In either case, the right legal cover should be in place if buyers or lenders need to make a claim for repair costs resulting from defects that developers or contractors are responsible for.
These policies have different purposes, so here’s a quick guide to the differences between collateral warranties and structural warranties to help you decide which policy would benefit you most.
What is a collateral warranty for?
When a developer uses the services of a contractor or consultant to complete their construction project, they may require a collateral warranty to be set up alongside the original contract between the two professional parties.
This extends the contract to a third party beneficiary – typically the property buyer or tenant. The policy warrants to the buyer that the named parties will complete their work to the required standards set out in the primary contract, giving the buyer the right to recover losses if the named parties breach the contract terms.
The collateral warranty should specify the warrantor’s obligations and third party claim limitations, backed by the warrantor’s professional indemnity insurance policy. Collateral warranties are usually executed as deeds, lasting for 12 years.
Unless specified otherwise, collateral warranties normally don’t cover insolvency of the named parties, and may not be assignable if the original buyer sells the property to a new owner. If there is an issue covered by the warranty, it will also be the beneficiary’s responsibility to prove the warrantor’s negligence in a court of law.
What is a structural warranty for?
Structural warranties are typically set up by the developer or lead builder before the construction project commences, ensuring that professional inspections are carried out to confirm structural safety and compliance with building standards throughout the process.
This reduces the risk of latent structural defects developing due to poor workmanship or the use of faulty materials. Once the build is complete, the warranty is transferred to the buyer, who will then benefit from this cover for a minimum of 15 years.
If structural defects become apparent during this period, the policy holder can make a claim directly to the warranty provider, without having to prove negligence or who is at fault. This is faster and more convenient for the buyer, as the provider should pay out for a valid claim even if the responsible party has become insolvent or doesn’t have professional indemnity insurance.

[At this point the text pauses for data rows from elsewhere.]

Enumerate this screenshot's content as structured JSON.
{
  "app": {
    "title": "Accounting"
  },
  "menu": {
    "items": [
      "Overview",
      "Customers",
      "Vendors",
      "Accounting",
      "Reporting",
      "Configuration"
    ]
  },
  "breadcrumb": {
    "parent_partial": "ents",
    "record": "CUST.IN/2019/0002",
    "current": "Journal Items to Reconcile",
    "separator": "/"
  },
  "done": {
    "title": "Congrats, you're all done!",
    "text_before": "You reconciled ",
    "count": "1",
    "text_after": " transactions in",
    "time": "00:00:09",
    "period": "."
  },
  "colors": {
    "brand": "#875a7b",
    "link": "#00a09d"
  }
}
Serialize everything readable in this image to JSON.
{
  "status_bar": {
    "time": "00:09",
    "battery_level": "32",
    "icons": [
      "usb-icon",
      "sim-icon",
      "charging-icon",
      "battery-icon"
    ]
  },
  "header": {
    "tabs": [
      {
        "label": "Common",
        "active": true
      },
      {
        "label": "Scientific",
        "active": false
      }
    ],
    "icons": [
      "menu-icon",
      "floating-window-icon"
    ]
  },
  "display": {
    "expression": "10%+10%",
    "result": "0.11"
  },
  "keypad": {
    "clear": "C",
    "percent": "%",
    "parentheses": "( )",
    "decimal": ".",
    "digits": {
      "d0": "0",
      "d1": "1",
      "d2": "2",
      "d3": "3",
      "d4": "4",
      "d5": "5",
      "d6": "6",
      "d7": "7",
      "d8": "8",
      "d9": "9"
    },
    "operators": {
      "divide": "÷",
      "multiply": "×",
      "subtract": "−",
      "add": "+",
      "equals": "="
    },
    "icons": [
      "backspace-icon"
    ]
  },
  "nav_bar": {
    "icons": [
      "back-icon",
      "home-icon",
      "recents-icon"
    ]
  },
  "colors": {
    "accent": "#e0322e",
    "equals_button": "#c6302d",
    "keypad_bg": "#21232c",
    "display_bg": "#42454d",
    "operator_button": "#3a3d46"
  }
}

Structural warranties are assigned to the property and stay with it for their duration, meaning they can be transferred to new owners if the property is sold any time within the policy term. The only downside is that these warranties are limited to solely covering structural defects.
Which warranty is better?

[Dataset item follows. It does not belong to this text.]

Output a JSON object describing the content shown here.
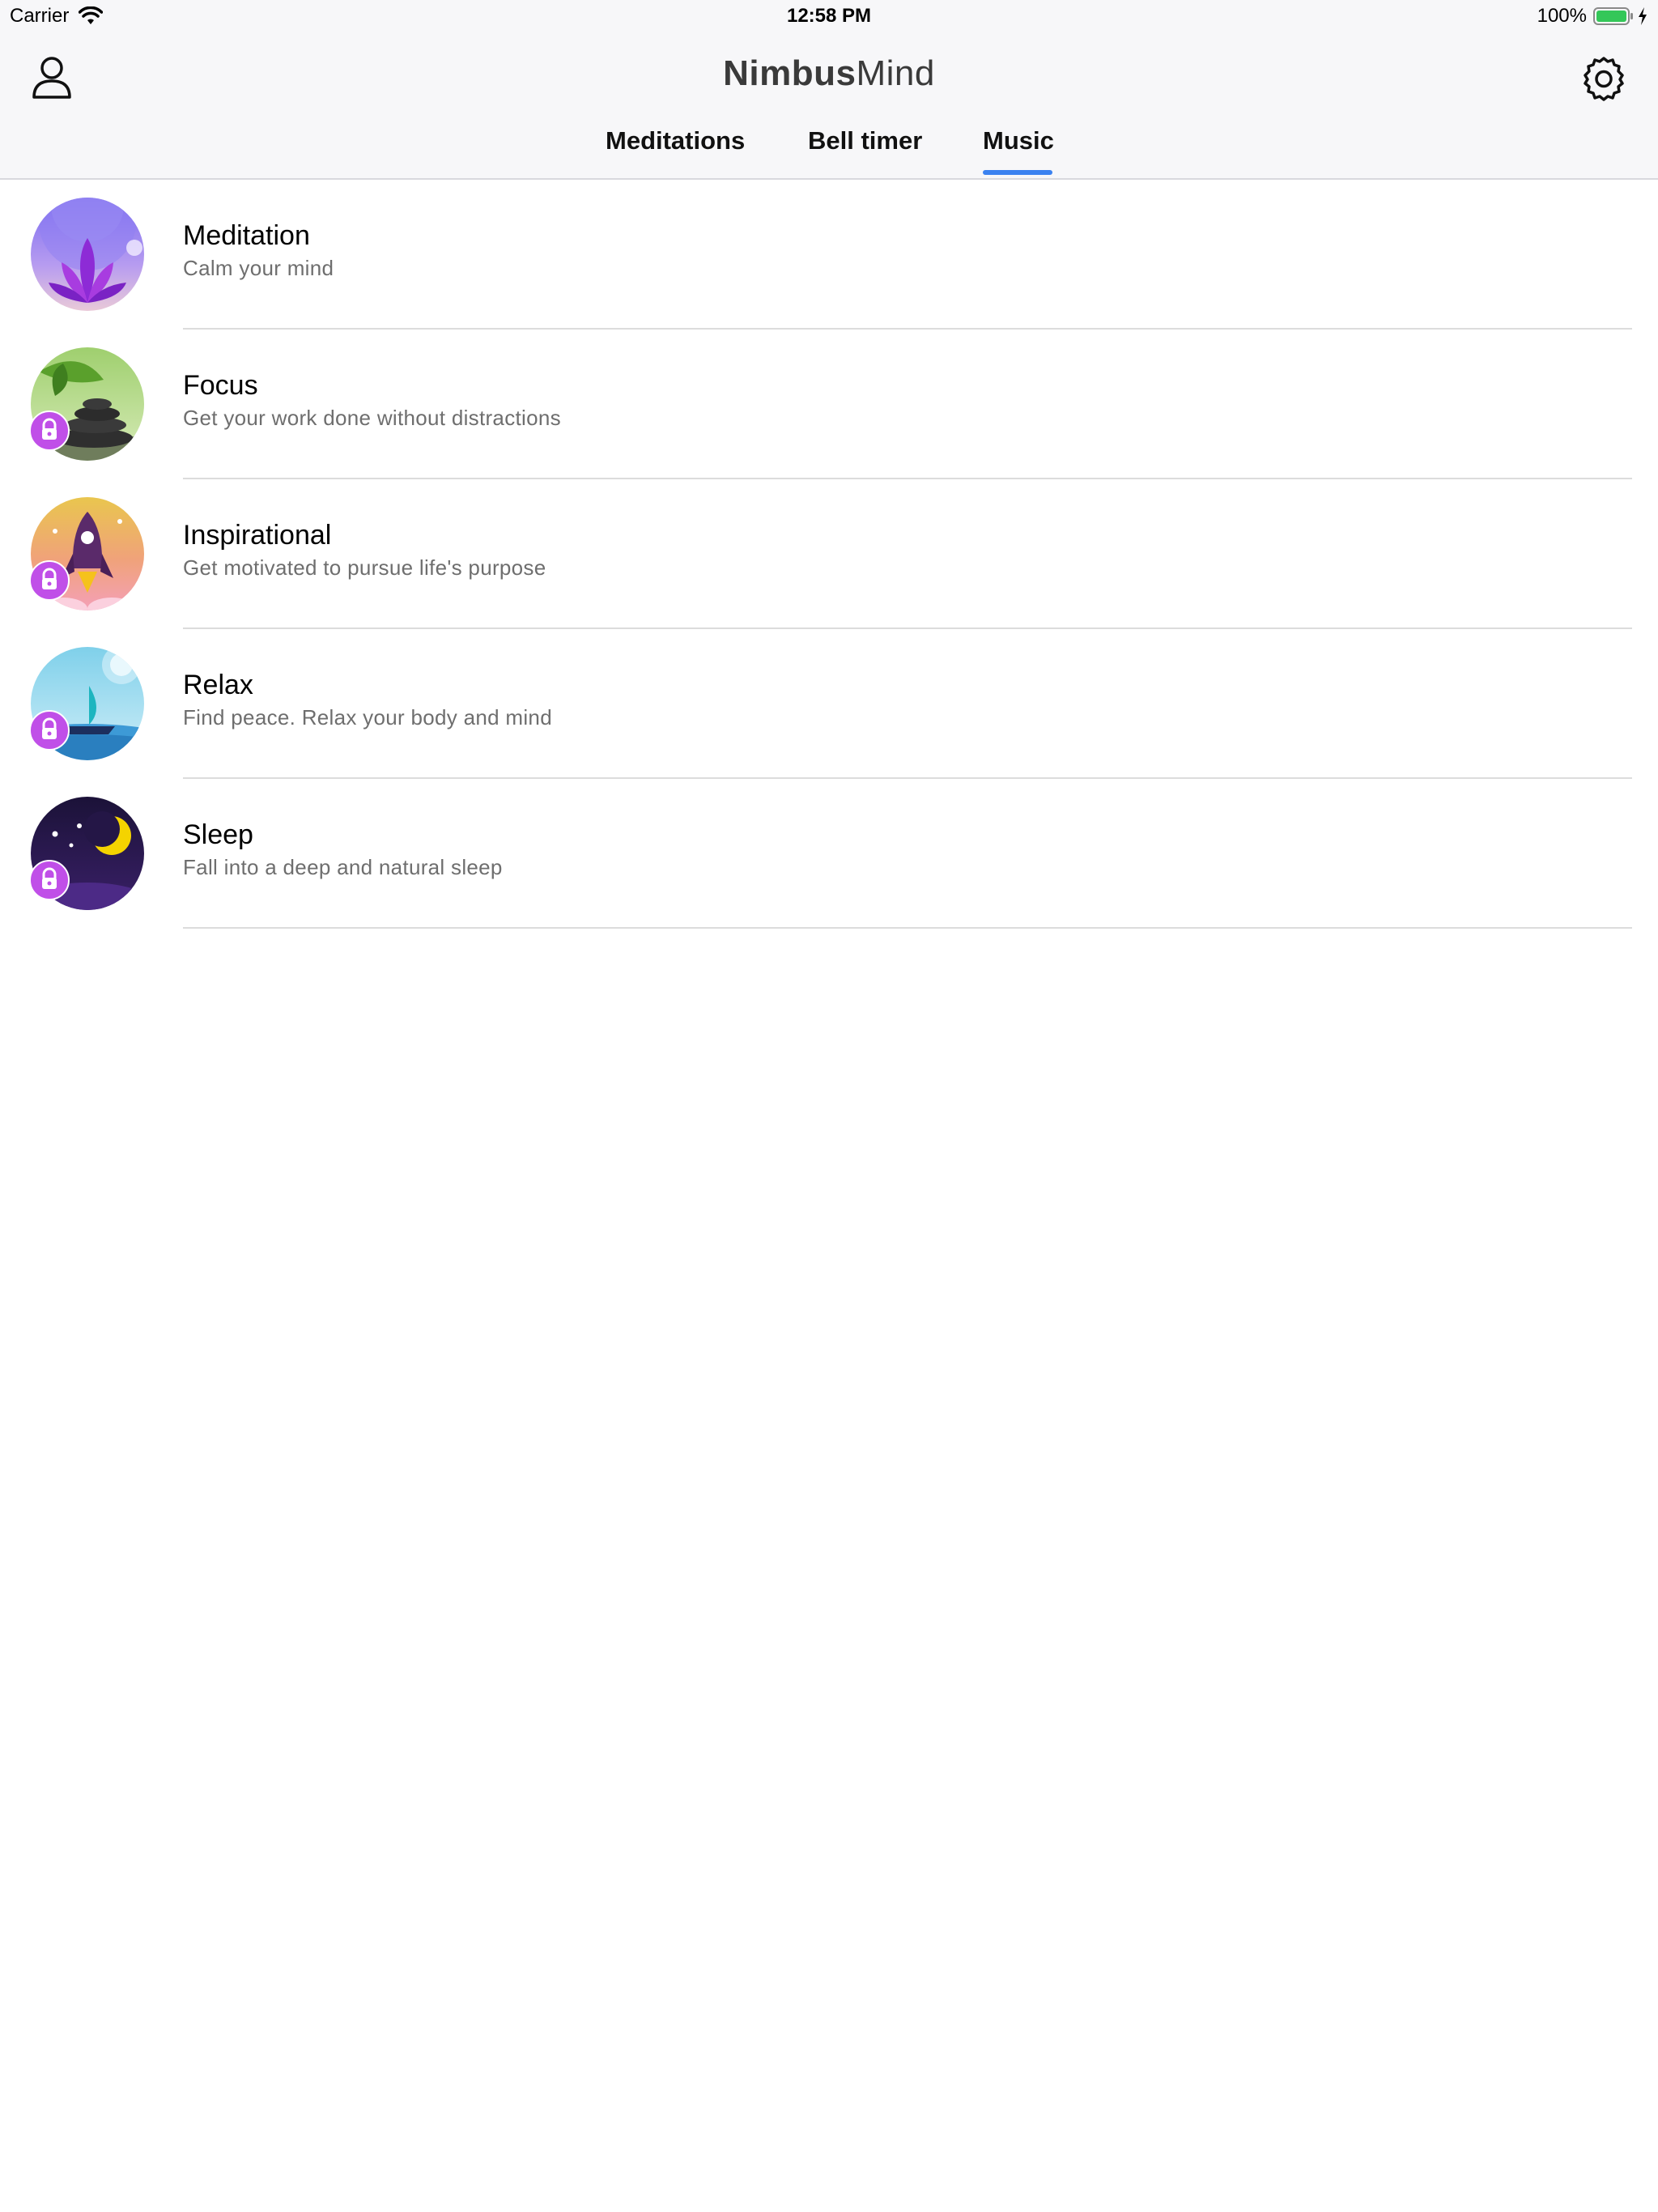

Though a collateral warranty and a structural warranty may seem similar in their overall provisions of protection for the property, they aren’t interchangeable.

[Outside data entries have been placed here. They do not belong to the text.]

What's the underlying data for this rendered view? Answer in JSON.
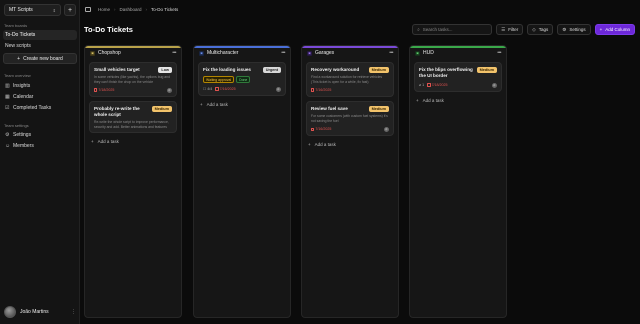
{
  "sidebar": {
    "workspace": "MT Scripts",
    "sections": [
      {
        "label": "Team boards"
      },
      {
        "label": "Team overview"
      },
      {
        "label": "Team settings"
      }
    ],
    "boards": [
      {
        "label": "To-Do Tickets"
      },
      {
        "label": "New scripts"
      }
    ],
    "create_board": "Create new board",
    "overview": [
      {
        "label": "Insights"
      },
      {
        "label": "Calendar"
      },
      {
        "label": "Completed Tasks"
      }
    ],
    "settings": [
      {
        "label": "Settings"
      },
      {
        "label": "Members"
      }
    ],
    "user": "João Martins"
  },
  "breadcrumb": [
    "Home",
    "Dashboard",
    "To-Do Tickets"
  ],
  "page_title": "To-Do Tickets",
  "toolbar": {
    "search_placeholder": "Search tasks...",
    "filter": "Filter",
    "tags": "Tags",
    "settings": "Settings",
    "add": "Add Column"
  },
  "columns": [
    {
      "name": "Chopshop",
      "color": "#b8a24a",
      "cards": [
        {
          "title": "Small vehicles target",
          "priority": "Low",
          "desc": "In some vehicles (like yachts), the options bug and they can't finish the chop on the vehicle",
          "date": "7/18/2025"
        },
        {
          "title": "Probably re-write the whole script",
          "priority": "Medium",
          "desc": "Re-write the whole script to improve performance, security and add. Better animations and features"
        }
      ],
      "add_task": "Add a task"
    },
    {
      "name": "Multicharacter",
      "color": "#4a6fd8",
      "cards": [
        {
          "title": "Fix the loading issues",
          "priority": "Urgent",
          "tag1": "Waiting approval",
          "tag2": "Done",
          "count": "4/4",
          "date": "7/16/2025"
        }
      ],
      "add_task": "Add a task"
    },
    {
      "name": "Garages",
      "color": "#7a4ad8",
      "cards": [
        {
          "title": "Recovery workaround",
          "priority": "Medium",
          "desc": "Find a workaround solution for retrieve vehicles (This ticket is open for a while, fix fast)",
          "date": "7/16/2025"
        },
        {
          "title": "Review fuel save",
          "priority": "Medium",
          "desc": "For some customers (with custom fuel systems) it's not saving the fuel",
          "date": "7/16/2025"
        }
      ],
      "add_task": "Add a task"
    },
    {
      "name": "HUD",
      "color": "#3aa84a",
      "cards": [
        {
          "title": "Fix the blips overflowing the UI border",
          "priority": "Medium",
          "count": "1",
          "date": "7/18/2025"
        }
      ],
      "add_task": "Add a task"
    }
  ],
  "colors": {
    "accent": "#6d28d9",
    "overdue": "#e0524f",
    "medium": "#f2c36b"
  },
  "icons": [
    "sidebar-toggle-icon",
    "search-icon",
    "filter-icon",
    "tag-icon",
    "gear-icon",
    "plus-icon",
    "calendar-icon",
    "kebab-icon"
  ]
}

Structural warranties are attractive because they help to avoid costly and lengthy court proceedings and are transferable, but they only apply to structural defects – whereas collateral warranties can provide cover for more comprehensive non-structural defects.
Which policy you need depends on the liabilities you’re trying to cover and the beneficiaries you want to appeal to. There are some cases where both policies may be necessary for the same project, so rather than deciding on one or the other, it may be best to look into both 12-year collateral warranties and structural building warranties.